The number of links between students begins to expand as they progress through middle school, and “inferential thinking becomes increasingly important.” Students’ brains expend energy determining which pieces of information will be preserved in short- or long-term memory, and decision-making abilities begin to emerge. Because of the developmental obstacles that students face as they transition into tweenhood, teachers must be adept at both teaching deeper information and presenting that content in a compelling manner to ensure that students meet the expectations.

A long transition to become a successful middle school student—both neurologically and socially—occurs for many, and becoming more autonomous does not occur automatically on the first day (or even in the first month) of middle school for many.

Advice that teachers can give to students and their families is provided in the next section.
Training students and their families to be more self-sufficient does not imply that the scaffolds should be removed. Quite the opposite: it entails being open and honest about what is to come, as well as providing solutions to assist. As a result, here is some fundamental advice that teachers can provide to both kids and their families.

Students in middle school should read the following:
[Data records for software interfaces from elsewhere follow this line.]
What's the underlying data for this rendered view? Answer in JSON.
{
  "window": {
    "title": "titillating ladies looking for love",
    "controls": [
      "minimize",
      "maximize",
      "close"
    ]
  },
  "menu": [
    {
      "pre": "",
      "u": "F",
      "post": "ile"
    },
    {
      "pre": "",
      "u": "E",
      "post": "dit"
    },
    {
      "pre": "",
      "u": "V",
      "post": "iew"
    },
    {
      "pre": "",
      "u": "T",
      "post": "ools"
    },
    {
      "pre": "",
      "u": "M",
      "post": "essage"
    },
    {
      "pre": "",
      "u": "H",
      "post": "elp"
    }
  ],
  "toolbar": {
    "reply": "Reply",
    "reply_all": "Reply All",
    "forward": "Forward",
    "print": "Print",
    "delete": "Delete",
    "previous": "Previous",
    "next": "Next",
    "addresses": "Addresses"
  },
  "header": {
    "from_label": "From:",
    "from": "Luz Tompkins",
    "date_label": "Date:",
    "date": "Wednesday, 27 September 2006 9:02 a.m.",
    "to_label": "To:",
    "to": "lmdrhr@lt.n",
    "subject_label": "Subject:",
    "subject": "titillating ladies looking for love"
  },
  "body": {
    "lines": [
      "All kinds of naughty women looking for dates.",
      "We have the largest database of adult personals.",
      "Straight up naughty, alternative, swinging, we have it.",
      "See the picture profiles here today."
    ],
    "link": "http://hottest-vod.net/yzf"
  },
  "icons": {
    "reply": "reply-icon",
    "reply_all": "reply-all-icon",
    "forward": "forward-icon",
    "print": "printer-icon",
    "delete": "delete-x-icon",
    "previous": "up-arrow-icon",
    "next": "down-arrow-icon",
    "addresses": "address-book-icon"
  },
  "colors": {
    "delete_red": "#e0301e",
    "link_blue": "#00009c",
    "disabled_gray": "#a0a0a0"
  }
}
Make use of your schedule. Every day, keep track of the tasks you receive from all of your teachers. If you don’t, you’ll almost certainly drop the ball.
Make yourself your own best advocate. If you have any questions concerning assignments, you should email the teachers directly.
Make a new definition for yourself. Take advantage of this opportunity to experiment with everything from different clothing choices to different writing techniques. Start thinking about who you want to be and what you want to do.
Learn everything you can about your school counsellor. Make a positive impression on grownups by putting oneself on their radar. They are there to lend a helping hand.
Families should consider the following:

It is no longer necessary to bring stuff to school for the pupil. Contribute to our efforts to instil accountability in students. Please do not bring lunches or work that has been forgotten.
Check their schedule on a daily basis. Make yourself the other bookend in the equation of accountability.
Keep gadgets in a well-lit part of your house. Remove electronic devices from the bedroom. Students should be able to work and charge their gadgets in a communal environment. While you’re at it, make a note of the usernames and passwords that your youngster uses on the internet.
Allow them to take the reins once they have proven they can do it. Once your child has demonstrated that they are capable of greater independence, step back.


It is also the responsibility of instructors and schools to assist students in this regard:

Actively instruct students on how to study. Don’t make the assumption that students come to you with a good understanding of time management.
Assignments and deadlines should be communicated clearly. Make it easy on families that are trying to assist their children as they grow to be self-sufficient. Assignments should not be kept secret from families by using password-protected agendas. Some pupils are set up for failure as a result of this approach, which does not help them become autonomous learners.
Education should be provided to all stakeholders. Courses, seminars, and workshops on issues such as internet safety for kids and parents, dealing with tweens’ eye-rolling, and other forms of resistance, should be offered to parents and students (for parents).
Begin by implementing a support programme. The WEB Program (Where Everyone Belongs) is a peer-mentoring programme that assists children in making the transition from elementary to secondary school.
Middle school pupils are not simply tiny versions of high school students. Continue to use student engagement tactics even as you raise the bar on your own expectations for your students. Remember, middle school is a harsh jolt for some students. While some may appear already prepared to leap into high school, others may be looking back longingly at recess.